#### What this task involves:
The whole listing, apart from its images, should be restated word for word.

#### The input:
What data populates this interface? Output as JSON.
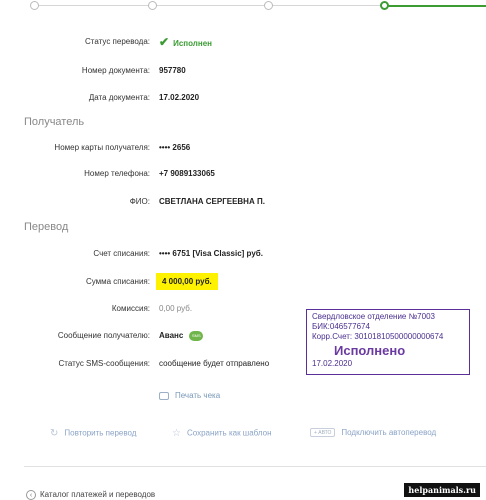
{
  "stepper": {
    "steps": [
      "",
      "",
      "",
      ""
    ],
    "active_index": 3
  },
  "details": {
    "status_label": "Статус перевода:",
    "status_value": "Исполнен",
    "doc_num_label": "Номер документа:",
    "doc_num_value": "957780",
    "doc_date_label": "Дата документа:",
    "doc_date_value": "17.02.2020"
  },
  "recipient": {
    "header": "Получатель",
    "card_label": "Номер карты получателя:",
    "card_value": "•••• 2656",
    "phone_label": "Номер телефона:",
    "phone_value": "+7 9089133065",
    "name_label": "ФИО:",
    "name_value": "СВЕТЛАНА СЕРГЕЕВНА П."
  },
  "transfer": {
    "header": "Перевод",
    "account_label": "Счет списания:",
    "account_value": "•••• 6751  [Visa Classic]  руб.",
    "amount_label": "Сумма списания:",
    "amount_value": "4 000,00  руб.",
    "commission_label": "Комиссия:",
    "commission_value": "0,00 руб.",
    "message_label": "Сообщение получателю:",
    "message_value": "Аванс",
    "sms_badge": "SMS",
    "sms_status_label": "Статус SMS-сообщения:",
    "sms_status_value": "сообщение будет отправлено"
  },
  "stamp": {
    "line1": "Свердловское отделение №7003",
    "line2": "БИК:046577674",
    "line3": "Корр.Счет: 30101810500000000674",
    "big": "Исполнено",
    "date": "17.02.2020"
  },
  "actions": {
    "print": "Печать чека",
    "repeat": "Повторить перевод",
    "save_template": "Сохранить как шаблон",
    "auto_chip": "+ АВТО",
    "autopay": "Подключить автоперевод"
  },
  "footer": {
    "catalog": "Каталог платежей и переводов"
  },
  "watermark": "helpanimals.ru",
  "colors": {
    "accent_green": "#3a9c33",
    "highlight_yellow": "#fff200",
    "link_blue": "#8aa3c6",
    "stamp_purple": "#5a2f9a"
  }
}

#### Output of the exercise:
What data populates this interface? Output as JSON.
{
  "stepper": {
    "steps": [
      "",
      "",
      "",
      ""
    ],
    "active_index": 3
  },
  "details": {
    "status_label": "Статус перевода:",
    "status_value": "Исполнен",
    "doc_num_label": "Номер документа:",
    "doc_num_value": "957780",
    "doc_date_label": "Дата документа:",
    "doc_date_value": "17.02.2020"
  },
  "recipient": {
    "header": "Получатель",
    "card_label": "Номер карты получателя:",
    "card_value": "•••• 2656",
    "phone_label": "Номер телефона:",
    "phone_value": "+7 9089133065",
    "name_label": "ФИО:",
    "name_value": "СВЕТЛАНА СЕРГЕЕВНА П."
  },
  "transfer": {
    "header": "Перевод",
    "account_label": "Счет списания:",
    "account_value": "•••• 6751  [Visa Classic]  руб.",
    "amount_label": "Сумма списания:",
    "amount_value": "4 000,00  руб.",
    "commission_label": "Комиссия:",
    "commission_value": "0,00 руб.",
    "message_label": "Сообщение получателю:",
    "message_value": "Аванс",
    "sms_badge": "SMS",
    "sms_status_label": "Статус SMS-сообщения:",
    "sms_status_value": "сообщение будет отправлено"
  },
  "stamp": {
    "line1": "Свердловское отделение №7003",
    "line2": "БИК:046577674",
    "line3": "Корр.Счет: 30101810500000000674",
    "big": "Исполнено",
    "date": "17.02.2020"
  },
  "actions": {
    "print": "Печать чека",
    "repeat": "Повторить перевод",
    "save_template": "Сохранить как шаблон",
    "auto_chip": "+ АВТО",
    "autopay": "Подключить автоперевод"
  },
  "footer": {
    "catalog": "Каталог платежей и переводов"
  },
  "watermark": "helpanimals.ru",
  "colors": {
    "accent_green": "#3a9c33",
    "highlight_yellow": "#fff200",
    "link_blue": "#8aa3c6",
    "stamp_purple": "#5a2f9a"
  }
}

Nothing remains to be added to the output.